Line by line, copy the records below exactly and leave the pictures out.

─── Supplied entries ───

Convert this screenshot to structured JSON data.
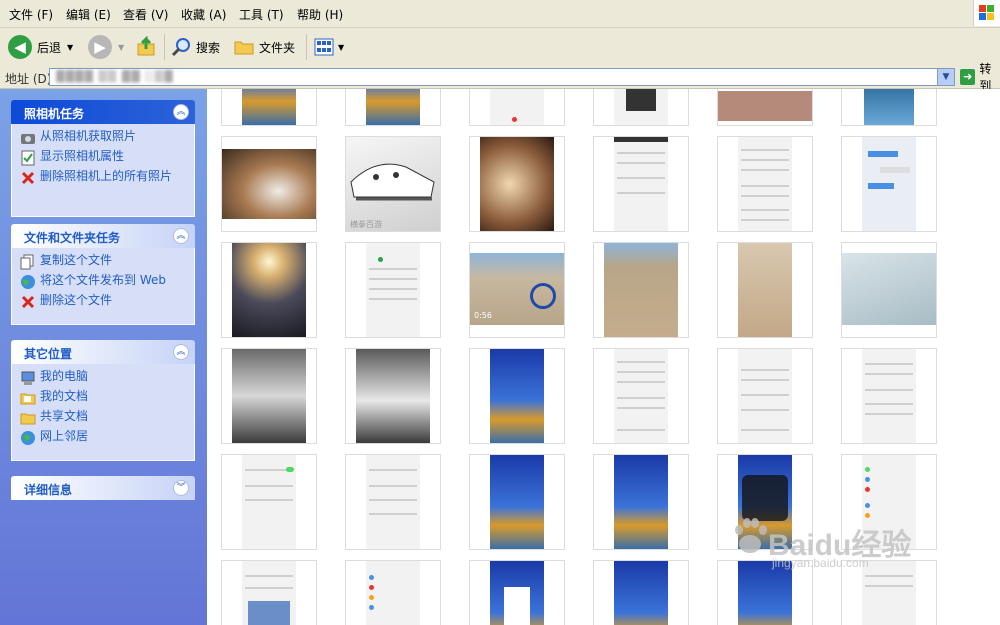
{
  "menu": [
    "文件 (F)",
    "编辑 (E)",
    "查看 (V)",
    "收藏 (A)",
    "工具 (T)",
    "帮助 (H)"
  ],
  "toolbar": {
    "back": "后退",
    "search": "搜索",
    "folders": "文件夹"
  },
  "address": {
    "label": "地址 (D)",
    "value": "▓▓▓▓ ▒▒ ▓▓ ░▒▓",
    "go": "转到"
  },
  "panels": [
    {
      "title": "照相机任务",
      "items": [
        "从照相机获取照片",
        "显示照相机属性",
        "删除照相机上的所有照片"
      ]
    },
    {
      "title": "文件和文件夹任务",
      "items": [
        "复制这个文件",
        "将这个文件发布到 Web",
        "删除这个文件"
      ]
    },
    {
      "title": "其它位置",
      "items": [
        "我的电脑",
        "我的文档",
        "共享文档",
        "网上邻居"
      ]
    },
    {
      "title": "详细信息",
      "items": []
    }
  ],
  "thumbs": {
    "shoes_caption": "横拳百游",
    "photo_timestamp": "0:56"
  },
  "watermark": {
    "brand": "Baidu经验",
    "url": "jingyan.baidu.com"
  },
  "colors": {
    "accent": "#215dc6",
    "pane_top": "#7ba2e7",
    "pane_bottom": "#6375d6"
  }
}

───

## Result
Convert this screenshot to structured JSON data.
{
  "menu": [
    "文件 (F)",
    "编辑 (E)",
    "查看 (V)",
    "收藏 (A)",
    "工具 (T)",
    "帮助 (H)"
  ],
  "toolbar": {
    "back": "后退",
    "search": "搜索",
    "folders": "文件夹"
  },
  "address": {
    "label": "地址 (D)",
    "value": "▓▓▓▓ ▒▒ ▓▓ ░▒▓",
    "go": "转到"
  },
  "panels": [
    {
      "title": "照相机任务",
      "items": [
        "从照相机获取照片",
        "显示照相机属性",
        "删除照相机上的所有照片"
      ]
    },
    {
      "title": "文件和文件夹任务",
      "items": [
        "复制这个文件",
        "将这个文件发布到 Web",
        "删除这个文件"
      ]
    },
    {
      "title": "其它位置",
      "items": [
        "我的电脑",
        "我的文档",
        "共享文档",
        "网上邻居"
      ]
    },
    {
      "title": "详细信息",
      "items": []
    }
  ],
  "thumbs": {
    "shoes_caption": "横拳百游",
    "photo_timestamp": "0:56"
  },
  "watermark": {
    "brand": "Baidu经验",
    "url": "jingyan.baidu.com"
  },
  "colors": {
    "accent": "#215dc6",
    "pane_top": "#7ba2e7",
    "pane_bottom": "#6375d6"
  }
}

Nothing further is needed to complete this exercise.